If all living things died at this time, according to some estimates, only about 1 percent would become fossils. Even fewer would have preserved soft tissue. These rare tissue fossils offer crucial clues to biology and evolution, but their formation remains a mystery. Why do scientists find fossilized intestines, for example, but never a fossilized liver?
Fossils develop when minerals replace the body parts of organisms that die and become buried in sediments, such as the mixture of mud and seawater on the ocean floor. Paleontologists especially like calcium phosphate, a fossil-building mineral, because it can preserve soft organs in exquisite detail, sometimes down to the cell nucleus. This mineral forms only under specific acidity conditions, so scientists have hypothesized for decades that differences between the pH levels of decaying organs determine which ones are preserved.
To better understand how organs change after death, University of Birmingham paleontologist Thomas Clements took a trip to the fishmonger with a plan to ruin four delicious sea bass. His team stuck pH probes into the internal organs of the fish, then submerged the carcasses in artificial seawater and left them to rot.

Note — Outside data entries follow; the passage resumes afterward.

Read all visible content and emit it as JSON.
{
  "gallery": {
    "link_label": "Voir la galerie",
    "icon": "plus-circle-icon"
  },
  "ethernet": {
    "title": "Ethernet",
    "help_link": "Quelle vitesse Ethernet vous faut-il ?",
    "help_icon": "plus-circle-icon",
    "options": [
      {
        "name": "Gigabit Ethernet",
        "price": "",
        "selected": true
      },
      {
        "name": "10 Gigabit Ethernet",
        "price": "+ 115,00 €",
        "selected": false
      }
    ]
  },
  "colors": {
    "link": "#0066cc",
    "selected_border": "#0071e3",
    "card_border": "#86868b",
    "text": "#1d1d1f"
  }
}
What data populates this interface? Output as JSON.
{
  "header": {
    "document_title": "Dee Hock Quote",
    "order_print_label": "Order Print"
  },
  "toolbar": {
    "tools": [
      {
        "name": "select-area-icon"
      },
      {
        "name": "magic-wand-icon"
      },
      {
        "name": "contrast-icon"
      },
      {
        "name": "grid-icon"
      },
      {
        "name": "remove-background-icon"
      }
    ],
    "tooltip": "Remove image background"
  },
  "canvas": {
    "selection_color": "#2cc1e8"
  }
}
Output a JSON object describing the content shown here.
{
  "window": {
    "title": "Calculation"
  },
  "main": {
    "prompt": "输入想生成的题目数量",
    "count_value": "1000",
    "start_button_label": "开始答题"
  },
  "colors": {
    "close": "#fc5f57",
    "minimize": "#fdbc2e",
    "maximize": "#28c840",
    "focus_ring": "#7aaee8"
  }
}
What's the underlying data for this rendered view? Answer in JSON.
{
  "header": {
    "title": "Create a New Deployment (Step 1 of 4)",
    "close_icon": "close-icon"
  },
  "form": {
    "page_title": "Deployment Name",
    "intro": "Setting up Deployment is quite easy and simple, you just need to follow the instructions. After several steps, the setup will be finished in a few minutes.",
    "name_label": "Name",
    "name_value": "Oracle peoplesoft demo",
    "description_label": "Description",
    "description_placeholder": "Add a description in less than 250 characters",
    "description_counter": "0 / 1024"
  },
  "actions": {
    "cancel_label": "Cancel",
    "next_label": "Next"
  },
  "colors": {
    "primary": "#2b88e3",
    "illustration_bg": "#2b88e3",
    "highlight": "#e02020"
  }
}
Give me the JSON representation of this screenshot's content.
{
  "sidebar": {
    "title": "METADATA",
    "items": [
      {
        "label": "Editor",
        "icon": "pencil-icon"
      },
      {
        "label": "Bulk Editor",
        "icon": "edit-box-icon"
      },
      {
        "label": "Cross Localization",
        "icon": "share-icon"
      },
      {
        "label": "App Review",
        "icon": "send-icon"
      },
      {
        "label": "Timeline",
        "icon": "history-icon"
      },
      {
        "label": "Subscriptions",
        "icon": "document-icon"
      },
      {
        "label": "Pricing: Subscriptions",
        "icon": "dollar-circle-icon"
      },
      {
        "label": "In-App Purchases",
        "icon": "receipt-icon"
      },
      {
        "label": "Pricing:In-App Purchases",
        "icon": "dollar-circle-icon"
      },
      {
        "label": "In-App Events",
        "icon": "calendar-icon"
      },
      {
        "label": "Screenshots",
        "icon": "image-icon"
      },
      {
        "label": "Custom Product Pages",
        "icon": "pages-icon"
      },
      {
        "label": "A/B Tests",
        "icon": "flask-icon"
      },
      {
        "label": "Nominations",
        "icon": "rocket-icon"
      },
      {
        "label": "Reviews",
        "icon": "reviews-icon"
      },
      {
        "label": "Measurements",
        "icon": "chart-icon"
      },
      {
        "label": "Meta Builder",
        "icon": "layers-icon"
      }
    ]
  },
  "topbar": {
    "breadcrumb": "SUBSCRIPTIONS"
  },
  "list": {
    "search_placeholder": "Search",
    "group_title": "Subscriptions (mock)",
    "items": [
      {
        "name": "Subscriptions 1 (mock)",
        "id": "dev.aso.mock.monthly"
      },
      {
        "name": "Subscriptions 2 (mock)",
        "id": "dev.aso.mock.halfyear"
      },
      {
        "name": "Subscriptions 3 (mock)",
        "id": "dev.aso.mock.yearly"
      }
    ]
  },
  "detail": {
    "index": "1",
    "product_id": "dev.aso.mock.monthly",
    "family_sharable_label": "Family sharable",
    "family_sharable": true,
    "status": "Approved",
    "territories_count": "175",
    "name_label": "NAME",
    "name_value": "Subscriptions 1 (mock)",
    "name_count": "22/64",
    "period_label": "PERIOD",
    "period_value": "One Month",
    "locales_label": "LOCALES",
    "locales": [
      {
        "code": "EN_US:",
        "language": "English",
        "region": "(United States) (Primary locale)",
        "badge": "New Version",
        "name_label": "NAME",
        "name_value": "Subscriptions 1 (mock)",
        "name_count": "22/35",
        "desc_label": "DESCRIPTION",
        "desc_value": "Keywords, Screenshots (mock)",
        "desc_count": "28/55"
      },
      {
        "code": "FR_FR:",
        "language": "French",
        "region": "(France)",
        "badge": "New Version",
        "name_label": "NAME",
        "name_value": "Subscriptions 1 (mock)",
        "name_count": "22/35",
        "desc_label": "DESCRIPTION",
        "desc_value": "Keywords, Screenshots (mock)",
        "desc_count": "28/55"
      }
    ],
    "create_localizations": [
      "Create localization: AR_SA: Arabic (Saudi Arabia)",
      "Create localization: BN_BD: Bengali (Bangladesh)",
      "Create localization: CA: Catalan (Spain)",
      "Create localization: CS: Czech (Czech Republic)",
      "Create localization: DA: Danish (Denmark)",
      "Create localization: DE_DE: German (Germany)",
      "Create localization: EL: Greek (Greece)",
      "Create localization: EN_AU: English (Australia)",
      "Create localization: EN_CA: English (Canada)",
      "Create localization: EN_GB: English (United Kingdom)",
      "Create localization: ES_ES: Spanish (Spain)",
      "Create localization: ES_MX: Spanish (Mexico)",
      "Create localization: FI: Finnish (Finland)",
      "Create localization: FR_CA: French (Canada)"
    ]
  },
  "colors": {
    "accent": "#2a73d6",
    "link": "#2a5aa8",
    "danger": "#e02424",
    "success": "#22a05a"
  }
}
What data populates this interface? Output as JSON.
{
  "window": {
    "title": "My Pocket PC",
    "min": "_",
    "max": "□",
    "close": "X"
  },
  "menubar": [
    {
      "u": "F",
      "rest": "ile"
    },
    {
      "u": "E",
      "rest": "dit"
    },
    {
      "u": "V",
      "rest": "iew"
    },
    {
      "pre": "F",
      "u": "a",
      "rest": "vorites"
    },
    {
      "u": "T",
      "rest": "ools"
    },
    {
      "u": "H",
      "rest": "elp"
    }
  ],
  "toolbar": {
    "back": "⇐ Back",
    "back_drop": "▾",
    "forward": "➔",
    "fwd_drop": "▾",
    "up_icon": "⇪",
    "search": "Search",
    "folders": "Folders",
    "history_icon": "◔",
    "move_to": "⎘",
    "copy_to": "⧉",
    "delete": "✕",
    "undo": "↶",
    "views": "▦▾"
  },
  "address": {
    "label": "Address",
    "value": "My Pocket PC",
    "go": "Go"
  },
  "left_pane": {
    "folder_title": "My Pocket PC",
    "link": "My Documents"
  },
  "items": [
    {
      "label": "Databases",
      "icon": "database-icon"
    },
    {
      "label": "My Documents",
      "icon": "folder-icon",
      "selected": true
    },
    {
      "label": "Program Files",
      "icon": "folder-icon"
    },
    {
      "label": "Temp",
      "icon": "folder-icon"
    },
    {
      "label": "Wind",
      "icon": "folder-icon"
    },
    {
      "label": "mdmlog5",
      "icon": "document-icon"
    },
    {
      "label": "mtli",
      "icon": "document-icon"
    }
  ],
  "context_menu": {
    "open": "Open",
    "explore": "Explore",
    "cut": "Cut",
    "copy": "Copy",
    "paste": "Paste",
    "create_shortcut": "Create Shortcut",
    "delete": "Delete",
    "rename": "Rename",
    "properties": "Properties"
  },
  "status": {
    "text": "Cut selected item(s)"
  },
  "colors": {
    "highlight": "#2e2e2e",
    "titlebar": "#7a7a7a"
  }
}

For 70 days, the researchers watched the sea bass swell, shed its meat and disintegrate into piles of bones while probes monitored the changing chemistry of the body parts. recently published results in Paleontology, show that within 24 hours, the acidity of each organ reached the correct range for calcium phosphate to crystallize, and these conditions lasted up to five days. The team expected to find stark differences between the organs, but instead the entire carcass rotted evenly into a relatively homogeneous soup of decomposition byproducts, retained within by the skin for up to 20 days.
This surprising result led the researchers to consider other factors that could aid fossilization, such as phosphorous levels within an organ’s tissues. “Muscles are full of phosphate,” says Clements. “If you already have the phosphate in there, then there is already a high probability that [the organ] it will be replaced by calcium phosphate.”
“It would be interesting to do this in [nonfish organisms] too,” says paleontologist Victoria McCoy of the University of Wisconsin-Milwaukee, who was not involved in the study. She suggests that future work could monitor other aspects of the environments inside decaying organs, such as concentrations of various elements. The researchers could also investigate whether the physical structures of the tissues influence the formation of minerals. “In many ways, it raises more questions than there would have been if they had found organ-specific pH gradients,” says McCoy. “But that’s what makes it so cool.”